Stud Fam Plann. 1987 Jan-Feb; 18(1): 1-21.
The role of traditional fertility regulation in Sri Lanka.

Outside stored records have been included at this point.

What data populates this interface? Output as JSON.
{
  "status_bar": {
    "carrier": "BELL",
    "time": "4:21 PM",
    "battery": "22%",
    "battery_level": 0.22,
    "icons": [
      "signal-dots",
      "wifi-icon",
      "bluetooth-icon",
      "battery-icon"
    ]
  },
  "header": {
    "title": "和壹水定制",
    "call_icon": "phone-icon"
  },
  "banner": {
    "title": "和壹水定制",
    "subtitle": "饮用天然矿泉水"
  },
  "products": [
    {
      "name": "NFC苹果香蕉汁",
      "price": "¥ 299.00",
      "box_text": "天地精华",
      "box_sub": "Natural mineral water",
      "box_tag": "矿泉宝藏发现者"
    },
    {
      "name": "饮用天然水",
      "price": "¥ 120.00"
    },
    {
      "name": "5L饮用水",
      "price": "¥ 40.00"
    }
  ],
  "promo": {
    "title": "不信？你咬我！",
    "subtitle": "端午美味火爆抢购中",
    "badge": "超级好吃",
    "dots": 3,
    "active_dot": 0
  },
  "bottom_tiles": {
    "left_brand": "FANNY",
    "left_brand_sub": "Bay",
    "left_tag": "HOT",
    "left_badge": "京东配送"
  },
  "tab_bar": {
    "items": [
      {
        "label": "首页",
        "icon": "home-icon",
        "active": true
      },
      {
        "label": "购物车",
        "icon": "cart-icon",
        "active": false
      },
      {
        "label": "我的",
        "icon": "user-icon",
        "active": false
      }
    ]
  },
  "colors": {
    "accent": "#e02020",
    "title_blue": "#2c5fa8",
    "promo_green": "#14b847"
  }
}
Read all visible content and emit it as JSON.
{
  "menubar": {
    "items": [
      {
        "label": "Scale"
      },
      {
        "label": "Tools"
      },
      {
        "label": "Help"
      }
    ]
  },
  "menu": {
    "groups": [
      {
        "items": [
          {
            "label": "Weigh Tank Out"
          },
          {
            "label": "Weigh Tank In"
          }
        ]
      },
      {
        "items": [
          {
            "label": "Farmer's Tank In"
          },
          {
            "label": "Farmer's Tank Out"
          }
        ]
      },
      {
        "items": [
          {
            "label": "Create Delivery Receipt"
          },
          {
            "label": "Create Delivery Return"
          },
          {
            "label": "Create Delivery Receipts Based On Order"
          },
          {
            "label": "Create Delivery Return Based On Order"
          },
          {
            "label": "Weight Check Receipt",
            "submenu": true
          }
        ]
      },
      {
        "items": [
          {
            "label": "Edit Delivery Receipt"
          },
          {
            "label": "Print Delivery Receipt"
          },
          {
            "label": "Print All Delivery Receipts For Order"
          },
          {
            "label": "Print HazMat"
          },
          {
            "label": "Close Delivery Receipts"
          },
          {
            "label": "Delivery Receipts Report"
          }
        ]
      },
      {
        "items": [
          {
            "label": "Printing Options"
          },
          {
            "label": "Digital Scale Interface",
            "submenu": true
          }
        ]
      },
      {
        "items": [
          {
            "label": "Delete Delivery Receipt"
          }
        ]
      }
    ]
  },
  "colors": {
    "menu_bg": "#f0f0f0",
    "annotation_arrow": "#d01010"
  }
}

Among the countries of South Asia, Sri Lanka, with a birth rate of 26 per 1,000, has achieved by far the lowest fertility level. The research reported here shows that at least half of all fertility control there is still practiced by means other than those offered by the national family planning program. This paper reports on an investigation carried out by the Sri Lankan Department of Census and Statistics, employing a micro-approach to demographic research, on the levels of "traditional" methods of family planning and attitudes toward the practice of both modern and traditional contraception. It is shown that knowledge of rhythm was diffused throughout society as the cost of raising children increased during a period when other methods of family planning were not easily accessible. These traditional methods were employed efficiently and their high level of continued use arises from strong cultural resistance to the pill and IUD, based upon local interpretations of how these methods function. Thus, any programmatic effort to reduce dependence on traditional family planning might well result in higher fertility levels. In addition, low fertility among Indian Tamil workers on the Tea Estates, as early as the 1950s, probably resulted from a desire (manifested by lower levels of sexual activity and some abortion) to avoid frequent pregnancies, since pregnancy interrupts work that the female Estate workers cannot afford to miss.